                        unsigned        Timeout);

Parameters

Parameter Description
hInst Handle to a valid BULK instance, returned by USBD_BULK_Add().
Timeout Timeout in milliseconds. 0 means infinite.

Return value

= 0 Transfer completed.
= 1 Timeout occurred.
< 0 An error occurred (e.g. target disconnected)

Additional information

In case of a timeout, the write transfer is aborted (see Timeout handling).

USBD_BULK_PollForTX()

Description

Waits (blocking) until a pending asynchronous USBD_BULK_Write() (Timeout parameter = -1) has sent the desired data.

Prototype

int USBD_BULK_PollForTX(USB_BULK_HANDLE hInst,
                        unsigned        Timeout);

Parameters

Parameter Description
hInst Handle to a valid BULK instance, returned by USBD_BULK_Add().
Timeout Timeout in milliseconds. 0 means infinite.

Return value

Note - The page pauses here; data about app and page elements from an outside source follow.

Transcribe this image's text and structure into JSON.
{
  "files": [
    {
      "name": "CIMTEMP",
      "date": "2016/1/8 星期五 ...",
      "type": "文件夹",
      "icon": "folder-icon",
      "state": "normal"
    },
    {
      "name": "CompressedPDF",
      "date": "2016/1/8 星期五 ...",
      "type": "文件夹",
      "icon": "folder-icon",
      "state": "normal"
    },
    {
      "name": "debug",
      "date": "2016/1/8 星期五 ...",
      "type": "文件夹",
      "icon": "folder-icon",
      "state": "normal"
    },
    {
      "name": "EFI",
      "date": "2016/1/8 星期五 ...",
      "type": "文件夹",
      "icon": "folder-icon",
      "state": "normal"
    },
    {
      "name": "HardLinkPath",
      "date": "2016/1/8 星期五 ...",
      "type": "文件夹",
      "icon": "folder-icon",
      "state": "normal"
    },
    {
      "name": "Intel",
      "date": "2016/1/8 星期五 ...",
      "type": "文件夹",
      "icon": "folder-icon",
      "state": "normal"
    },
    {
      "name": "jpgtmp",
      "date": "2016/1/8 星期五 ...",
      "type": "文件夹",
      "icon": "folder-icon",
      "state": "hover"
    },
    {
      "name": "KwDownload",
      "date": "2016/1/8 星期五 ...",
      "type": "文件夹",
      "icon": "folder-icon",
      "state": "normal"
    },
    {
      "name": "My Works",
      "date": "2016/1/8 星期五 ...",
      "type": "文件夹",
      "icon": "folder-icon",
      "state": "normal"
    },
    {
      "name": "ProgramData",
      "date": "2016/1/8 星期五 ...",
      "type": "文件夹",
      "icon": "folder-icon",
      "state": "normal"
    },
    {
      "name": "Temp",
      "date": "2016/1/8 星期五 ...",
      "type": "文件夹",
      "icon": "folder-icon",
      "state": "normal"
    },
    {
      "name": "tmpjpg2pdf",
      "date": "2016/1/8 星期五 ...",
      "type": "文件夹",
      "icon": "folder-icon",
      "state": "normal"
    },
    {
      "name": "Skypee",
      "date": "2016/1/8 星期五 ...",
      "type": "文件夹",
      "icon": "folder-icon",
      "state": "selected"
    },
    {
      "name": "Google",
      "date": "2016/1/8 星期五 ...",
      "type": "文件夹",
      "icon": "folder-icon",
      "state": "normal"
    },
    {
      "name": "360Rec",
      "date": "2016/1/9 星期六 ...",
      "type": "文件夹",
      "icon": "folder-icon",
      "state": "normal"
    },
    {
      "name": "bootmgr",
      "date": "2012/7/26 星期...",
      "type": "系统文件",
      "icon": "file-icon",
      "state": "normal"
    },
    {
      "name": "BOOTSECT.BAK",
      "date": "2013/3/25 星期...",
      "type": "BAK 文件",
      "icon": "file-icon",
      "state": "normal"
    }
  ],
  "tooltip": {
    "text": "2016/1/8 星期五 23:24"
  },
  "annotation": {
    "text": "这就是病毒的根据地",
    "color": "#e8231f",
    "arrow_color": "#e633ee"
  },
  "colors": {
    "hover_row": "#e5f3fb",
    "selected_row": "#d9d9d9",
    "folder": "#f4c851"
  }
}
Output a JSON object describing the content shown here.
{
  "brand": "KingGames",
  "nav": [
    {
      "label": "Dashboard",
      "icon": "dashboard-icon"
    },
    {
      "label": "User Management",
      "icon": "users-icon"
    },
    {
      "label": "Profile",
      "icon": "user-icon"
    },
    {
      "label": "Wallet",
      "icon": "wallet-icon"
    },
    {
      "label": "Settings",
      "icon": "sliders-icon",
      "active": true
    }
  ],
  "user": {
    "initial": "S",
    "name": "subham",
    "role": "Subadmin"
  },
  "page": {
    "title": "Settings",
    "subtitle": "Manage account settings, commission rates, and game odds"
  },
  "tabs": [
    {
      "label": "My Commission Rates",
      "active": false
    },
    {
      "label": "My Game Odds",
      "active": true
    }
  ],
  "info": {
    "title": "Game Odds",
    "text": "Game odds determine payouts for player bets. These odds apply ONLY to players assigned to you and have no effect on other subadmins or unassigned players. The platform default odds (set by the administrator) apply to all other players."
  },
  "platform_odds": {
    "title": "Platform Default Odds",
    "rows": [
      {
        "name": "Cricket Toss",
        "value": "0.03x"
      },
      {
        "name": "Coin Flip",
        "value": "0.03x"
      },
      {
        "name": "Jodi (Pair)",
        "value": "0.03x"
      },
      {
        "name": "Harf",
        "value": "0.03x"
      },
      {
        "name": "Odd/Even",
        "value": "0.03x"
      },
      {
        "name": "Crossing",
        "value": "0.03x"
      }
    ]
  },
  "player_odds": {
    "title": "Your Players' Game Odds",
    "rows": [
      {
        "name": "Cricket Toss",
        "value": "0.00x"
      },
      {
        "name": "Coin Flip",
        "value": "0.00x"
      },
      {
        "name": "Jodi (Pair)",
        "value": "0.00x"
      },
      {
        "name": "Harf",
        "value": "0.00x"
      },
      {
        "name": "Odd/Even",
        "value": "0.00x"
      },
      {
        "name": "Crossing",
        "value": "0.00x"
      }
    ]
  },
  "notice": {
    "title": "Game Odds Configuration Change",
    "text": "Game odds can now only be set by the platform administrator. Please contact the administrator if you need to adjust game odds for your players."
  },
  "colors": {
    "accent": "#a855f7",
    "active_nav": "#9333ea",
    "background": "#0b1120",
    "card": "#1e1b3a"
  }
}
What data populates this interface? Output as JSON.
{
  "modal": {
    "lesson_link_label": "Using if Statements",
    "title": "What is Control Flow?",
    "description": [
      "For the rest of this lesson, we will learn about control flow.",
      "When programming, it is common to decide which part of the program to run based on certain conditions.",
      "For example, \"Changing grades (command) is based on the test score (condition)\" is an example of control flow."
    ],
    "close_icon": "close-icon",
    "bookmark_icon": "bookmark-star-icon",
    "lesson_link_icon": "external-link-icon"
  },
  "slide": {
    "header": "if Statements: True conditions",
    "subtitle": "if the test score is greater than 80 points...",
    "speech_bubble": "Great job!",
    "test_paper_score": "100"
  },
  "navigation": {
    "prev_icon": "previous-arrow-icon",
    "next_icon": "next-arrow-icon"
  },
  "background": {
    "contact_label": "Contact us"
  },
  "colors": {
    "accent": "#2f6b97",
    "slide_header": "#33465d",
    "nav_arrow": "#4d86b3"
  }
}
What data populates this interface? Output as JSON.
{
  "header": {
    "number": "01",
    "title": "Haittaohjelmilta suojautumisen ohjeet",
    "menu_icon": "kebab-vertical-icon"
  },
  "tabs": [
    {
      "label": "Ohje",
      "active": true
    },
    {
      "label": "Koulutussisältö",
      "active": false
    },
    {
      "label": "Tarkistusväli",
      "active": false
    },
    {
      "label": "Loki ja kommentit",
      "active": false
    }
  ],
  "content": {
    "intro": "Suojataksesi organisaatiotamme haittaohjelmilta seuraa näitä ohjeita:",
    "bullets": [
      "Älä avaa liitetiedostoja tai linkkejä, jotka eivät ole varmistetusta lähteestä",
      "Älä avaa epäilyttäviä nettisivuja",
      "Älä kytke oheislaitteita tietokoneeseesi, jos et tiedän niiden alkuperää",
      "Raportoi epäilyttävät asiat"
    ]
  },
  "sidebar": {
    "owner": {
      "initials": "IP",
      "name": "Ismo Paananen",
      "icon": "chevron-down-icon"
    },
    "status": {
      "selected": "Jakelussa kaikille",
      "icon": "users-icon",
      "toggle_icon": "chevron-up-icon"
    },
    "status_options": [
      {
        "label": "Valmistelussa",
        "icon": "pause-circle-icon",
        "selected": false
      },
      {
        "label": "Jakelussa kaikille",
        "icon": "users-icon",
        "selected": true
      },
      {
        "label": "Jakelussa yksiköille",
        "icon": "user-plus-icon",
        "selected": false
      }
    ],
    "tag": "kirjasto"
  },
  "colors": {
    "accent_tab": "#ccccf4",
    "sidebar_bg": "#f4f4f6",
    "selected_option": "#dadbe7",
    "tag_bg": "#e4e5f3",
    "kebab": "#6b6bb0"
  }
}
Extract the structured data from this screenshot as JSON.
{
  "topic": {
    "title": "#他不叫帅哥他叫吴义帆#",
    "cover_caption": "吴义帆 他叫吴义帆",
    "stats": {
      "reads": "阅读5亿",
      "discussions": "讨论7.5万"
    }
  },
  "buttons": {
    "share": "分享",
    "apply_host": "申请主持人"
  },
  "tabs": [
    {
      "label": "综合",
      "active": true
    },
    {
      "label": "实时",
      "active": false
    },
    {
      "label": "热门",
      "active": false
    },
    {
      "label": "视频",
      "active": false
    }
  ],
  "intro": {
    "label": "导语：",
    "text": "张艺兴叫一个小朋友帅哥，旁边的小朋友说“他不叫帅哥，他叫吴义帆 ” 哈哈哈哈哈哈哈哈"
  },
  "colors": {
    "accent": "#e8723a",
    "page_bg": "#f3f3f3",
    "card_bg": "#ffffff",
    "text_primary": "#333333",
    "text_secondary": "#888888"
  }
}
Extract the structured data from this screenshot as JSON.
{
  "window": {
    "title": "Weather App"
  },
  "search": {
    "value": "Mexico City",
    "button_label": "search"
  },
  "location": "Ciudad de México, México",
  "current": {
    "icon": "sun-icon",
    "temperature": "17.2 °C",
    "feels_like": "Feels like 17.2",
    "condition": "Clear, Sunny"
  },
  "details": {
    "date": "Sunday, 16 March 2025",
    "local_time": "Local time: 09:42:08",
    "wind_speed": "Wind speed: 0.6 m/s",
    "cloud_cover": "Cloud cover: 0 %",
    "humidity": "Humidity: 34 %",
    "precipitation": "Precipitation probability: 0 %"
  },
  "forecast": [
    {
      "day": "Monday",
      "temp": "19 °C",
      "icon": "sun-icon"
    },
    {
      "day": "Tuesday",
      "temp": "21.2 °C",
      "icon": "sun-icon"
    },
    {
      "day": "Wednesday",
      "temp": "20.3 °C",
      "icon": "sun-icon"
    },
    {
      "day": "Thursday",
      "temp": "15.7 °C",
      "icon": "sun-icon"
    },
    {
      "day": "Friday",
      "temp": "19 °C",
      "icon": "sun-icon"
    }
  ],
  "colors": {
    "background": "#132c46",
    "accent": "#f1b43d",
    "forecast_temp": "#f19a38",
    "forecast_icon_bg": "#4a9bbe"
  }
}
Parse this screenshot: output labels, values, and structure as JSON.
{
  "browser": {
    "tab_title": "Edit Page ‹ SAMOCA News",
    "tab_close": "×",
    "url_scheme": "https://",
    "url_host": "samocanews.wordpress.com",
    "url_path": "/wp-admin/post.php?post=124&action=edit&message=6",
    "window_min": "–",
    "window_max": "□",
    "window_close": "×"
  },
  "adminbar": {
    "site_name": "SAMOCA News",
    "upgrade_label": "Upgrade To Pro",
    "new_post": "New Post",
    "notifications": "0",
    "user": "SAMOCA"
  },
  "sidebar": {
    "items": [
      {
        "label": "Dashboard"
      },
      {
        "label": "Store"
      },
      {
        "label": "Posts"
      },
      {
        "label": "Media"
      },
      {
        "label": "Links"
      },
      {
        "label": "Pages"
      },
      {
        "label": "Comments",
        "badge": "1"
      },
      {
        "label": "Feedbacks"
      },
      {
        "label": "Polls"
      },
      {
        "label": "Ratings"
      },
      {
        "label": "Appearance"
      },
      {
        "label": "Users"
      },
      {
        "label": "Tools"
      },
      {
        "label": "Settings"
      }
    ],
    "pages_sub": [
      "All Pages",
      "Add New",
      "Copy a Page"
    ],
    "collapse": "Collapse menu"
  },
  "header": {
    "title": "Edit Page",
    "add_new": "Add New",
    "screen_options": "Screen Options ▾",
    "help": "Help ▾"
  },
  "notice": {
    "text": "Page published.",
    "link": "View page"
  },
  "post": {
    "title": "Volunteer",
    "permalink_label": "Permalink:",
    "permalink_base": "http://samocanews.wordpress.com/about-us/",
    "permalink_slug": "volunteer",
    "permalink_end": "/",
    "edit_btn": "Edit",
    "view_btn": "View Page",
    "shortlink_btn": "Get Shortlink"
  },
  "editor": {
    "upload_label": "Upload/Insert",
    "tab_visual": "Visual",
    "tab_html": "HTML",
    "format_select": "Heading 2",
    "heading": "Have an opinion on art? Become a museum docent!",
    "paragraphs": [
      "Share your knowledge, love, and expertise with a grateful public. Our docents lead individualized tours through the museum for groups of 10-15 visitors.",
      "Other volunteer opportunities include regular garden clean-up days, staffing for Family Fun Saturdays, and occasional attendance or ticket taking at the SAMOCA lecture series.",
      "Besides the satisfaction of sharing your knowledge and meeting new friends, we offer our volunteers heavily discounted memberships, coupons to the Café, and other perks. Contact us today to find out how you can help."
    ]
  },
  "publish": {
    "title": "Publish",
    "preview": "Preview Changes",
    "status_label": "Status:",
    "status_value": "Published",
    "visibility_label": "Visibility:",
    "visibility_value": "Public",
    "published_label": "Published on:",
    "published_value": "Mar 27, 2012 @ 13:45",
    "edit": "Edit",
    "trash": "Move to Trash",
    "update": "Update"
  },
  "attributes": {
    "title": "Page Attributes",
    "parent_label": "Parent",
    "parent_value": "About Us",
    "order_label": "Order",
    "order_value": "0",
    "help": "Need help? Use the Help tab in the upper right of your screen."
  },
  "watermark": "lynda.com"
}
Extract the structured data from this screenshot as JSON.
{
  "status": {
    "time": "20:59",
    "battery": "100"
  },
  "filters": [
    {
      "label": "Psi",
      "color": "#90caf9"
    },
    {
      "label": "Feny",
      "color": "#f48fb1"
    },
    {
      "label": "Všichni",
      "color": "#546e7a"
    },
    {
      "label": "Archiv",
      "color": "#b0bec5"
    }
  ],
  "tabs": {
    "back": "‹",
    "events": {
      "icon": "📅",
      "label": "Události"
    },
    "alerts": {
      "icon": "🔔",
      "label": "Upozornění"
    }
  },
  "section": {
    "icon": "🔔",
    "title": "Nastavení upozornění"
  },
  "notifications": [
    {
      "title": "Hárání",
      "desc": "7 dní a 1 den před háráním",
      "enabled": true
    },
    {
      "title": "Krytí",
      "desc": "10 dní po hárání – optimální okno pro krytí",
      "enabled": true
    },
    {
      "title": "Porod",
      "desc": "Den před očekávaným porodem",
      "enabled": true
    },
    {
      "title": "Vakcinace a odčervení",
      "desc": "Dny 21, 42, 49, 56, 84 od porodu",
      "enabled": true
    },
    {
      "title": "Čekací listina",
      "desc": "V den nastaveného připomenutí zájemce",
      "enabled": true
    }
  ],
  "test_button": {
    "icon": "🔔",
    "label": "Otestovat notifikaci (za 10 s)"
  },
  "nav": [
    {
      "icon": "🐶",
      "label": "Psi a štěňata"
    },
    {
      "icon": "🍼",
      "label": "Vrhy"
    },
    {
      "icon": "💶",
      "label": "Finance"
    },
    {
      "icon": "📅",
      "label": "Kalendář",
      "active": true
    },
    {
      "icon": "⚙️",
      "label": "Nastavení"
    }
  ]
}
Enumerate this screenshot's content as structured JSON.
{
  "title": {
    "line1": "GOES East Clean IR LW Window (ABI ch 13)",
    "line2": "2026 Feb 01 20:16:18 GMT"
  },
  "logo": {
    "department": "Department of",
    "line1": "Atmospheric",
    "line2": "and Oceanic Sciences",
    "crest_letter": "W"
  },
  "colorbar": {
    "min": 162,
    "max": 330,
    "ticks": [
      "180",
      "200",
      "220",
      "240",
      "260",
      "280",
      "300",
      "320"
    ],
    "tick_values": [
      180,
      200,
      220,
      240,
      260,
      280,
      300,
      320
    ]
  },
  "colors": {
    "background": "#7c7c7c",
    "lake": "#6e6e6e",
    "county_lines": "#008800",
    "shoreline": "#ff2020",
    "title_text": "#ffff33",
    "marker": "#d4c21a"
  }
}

= 0 Transfer completed.
= 1 Timeout occurred.
< 0 An error occurred (e.g. target disconnected)

Additional information

In case of a timeout, the current transfer is not affected. The function may be called repeatedly until it does not report a timeout any more.

Example

if (USBD_BULK_Write(hInst, &ac[0], 50, -1) < 0) {
  <.. error handling..>
  return;
}
//
// USBD_BULK_Write() will return immediately.
// While waiting for the data to be transferred, we will blink a LED with 200 ms interval.
// USBD_BULK_PollForTX() will return, if all data were send or 100 ms expired.
//
while ((r = USBD_BULK_PollForTX(hInst, 100)) > 0) {
  ToggleLED();
}
if (r < 0) {
  <.. error handling..>
  return;
}
// Now all data have been send.
USBD_BULK_WaitForTXReady()

Description

Waits (blocking) until the TX queue can accept another data packet. This function is used in combination with a non-blocking call to USBD_BULK_Write() , it waits until a new asynchronous write data transfer will be accepted by the USB stack.

Prototype

int USBD_BULK_WaitForTXReady(USB_BULK_HANDLE hInst,
                             int             Timeout);

Parameters

Parameter Description
hInst Handle to a valid BULK instance, returned by USBD_BULK_Add().
Timeout Timeout in milliseconds. 0 means infinite. If Timeout is negative, the function will return immediately.

Return value

= 0 A new asynchronous write data transfer will be accepted.
= 1 The write queue is full, a call to USBD_BULK_Write() would return USB_STATUS_EP_BUSY.
< 0 Error occurred.

Additional information

If Timeout is 0, the function never returns 1.